My dad died of pulmonary interstitial fibrosis 5 years before Boudreau’s poem was published. At first, his decline was slow, and his symptoms caused little disruption in his usual activities. He continued to mow his yard, do 40 pushups each morning and night, and walk 2 hours every day. After a while the usual became impossible, and he required hospice care where he continued his quiet campaign of rage against the dying of the light. He often let his nasal cannula drop and dangle around his neck and sat with his oxygen saturation hovering around 60% believing that this would strengthen his remaining normal lung tissue. Until the very end, he thought he could win.
One afternoon while we watched the UT Vols play football on television, he asked, “Have you ever seen anyone as sick as me get well?” I was surprised. We had documented his advanced directives years earlier and reviewed them when he declined to where he needed hospice. Still, at the age of 84, despite a decade of disease and decline, he had nurtured some glimmer of hope that he might get well. My answer caused him to look away from me, to sink a little deeper into his recliner, to retreat to somewhere. He died before dawn the next morning.
The burdensome memory of that two-sentence exchange, the hurt it seemed to cause him and the timing of his demise haunted me. The precipitate of that discomfort was “Decision,” but the writing of it still did not seem to describe the essence of what I felt. When I read “Signing the Order,” I was enchanted by the elegance of this poem about a person who was nothing like my dad, yet still captured their shared recognition of the certainty of death and their reluctance to die. When I came to the lines,
“we know the slow and awful rising
of a white flag.
It has frayed, finally, to threads,…”
I recognized in this poem, in my father’s eyes and in my heart the awful feeling of surrender.
Ron Lands is a semi-retired hematologist at UT Medical Center, Knoxville, Tennessee and an MFA alumnus of Queens University of Charlotte. He practiced medicine for many years near the community in East Tennessee where he grew up and was privileged to treat strangers, lifelong friends and a few relatives. He has published short stories, poems and essays in literary and medical journals.
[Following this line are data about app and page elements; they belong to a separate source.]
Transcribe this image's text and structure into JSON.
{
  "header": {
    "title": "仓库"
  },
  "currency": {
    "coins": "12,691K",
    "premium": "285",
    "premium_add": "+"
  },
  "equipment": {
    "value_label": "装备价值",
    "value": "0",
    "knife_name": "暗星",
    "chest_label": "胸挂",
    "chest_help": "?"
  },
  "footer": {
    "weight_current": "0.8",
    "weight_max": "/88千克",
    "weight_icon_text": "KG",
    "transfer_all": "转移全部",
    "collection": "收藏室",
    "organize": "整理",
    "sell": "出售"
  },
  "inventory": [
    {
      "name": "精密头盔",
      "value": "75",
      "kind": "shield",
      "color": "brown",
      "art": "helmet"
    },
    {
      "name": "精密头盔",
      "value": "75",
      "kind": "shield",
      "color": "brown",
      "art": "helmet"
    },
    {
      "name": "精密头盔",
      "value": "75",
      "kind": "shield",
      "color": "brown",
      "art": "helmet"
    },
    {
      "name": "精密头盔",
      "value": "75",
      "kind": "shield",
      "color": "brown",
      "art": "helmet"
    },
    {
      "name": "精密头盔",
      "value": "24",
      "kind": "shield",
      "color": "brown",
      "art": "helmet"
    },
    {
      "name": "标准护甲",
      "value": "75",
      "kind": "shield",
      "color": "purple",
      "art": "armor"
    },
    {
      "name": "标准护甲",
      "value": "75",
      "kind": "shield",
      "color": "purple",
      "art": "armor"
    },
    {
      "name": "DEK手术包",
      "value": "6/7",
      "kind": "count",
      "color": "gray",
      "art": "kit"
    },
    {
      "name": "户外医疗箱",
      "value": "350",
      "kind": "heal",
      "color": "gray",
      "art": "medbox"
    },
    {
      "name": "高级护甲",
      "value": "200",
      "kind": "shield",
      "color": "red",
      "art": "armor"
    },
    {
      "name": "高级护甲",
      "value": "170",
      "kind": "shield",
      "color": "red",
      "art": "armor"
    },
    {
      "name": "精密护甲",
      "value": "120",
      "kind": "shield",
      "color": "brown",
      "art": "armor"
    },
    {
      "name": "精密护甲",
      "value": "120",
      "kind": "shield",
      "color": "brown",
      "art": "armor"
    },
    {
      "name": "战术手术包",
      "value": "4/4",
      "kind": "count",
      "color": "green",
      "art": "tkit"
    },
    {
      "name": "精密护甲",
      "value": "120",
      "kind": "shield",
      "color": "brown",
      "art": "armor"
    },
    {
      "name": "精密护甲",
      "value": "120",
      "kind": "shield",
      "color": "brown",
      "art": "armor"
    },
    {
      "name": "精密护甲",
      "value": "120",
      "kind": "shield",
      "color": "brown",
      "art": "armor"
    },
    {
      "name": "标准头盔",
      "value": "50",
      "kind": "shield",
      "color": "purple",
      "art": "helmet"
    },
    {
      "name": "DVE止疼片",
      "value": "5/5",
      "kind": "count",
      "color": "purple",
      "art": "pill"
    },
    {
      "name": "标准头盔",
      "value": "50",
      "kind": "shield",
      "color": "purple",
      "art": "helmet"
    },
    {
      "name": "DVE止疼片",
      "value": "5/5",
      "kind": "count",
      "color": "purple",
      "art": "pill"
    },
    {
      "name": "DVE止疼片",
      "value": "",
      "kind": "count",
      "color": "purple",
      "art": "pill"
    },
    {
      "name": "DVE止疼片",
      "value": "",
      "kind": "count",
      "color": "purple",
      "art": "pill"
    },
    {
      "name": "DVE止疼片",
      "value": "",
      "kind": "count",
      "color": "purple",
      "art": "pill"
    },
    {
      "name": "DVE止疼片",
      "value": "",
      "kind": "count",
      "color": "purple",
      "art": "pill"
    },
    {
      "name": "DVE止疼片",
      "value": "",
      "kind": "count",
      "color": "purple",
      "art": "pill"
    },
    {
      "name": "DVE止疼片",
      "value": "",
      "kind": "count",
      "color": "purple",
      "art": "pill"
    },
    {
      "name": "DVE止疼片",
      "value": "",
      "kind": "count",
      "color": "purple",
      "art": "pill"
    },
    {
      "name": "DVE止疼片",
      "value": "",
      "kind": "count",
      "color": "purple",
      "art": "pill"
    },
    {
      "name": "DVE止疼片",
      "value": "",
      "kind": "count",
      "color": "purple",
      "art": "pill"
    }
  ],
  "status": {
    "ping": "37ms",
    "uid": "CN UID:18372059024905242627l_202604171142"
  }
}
His writing is about those experiences. His poem “Decision” appears in the Spring 2019 Intima: A Journal of Narrative Medicine.
© 2019 Intima: A Journal of Narrative Medicine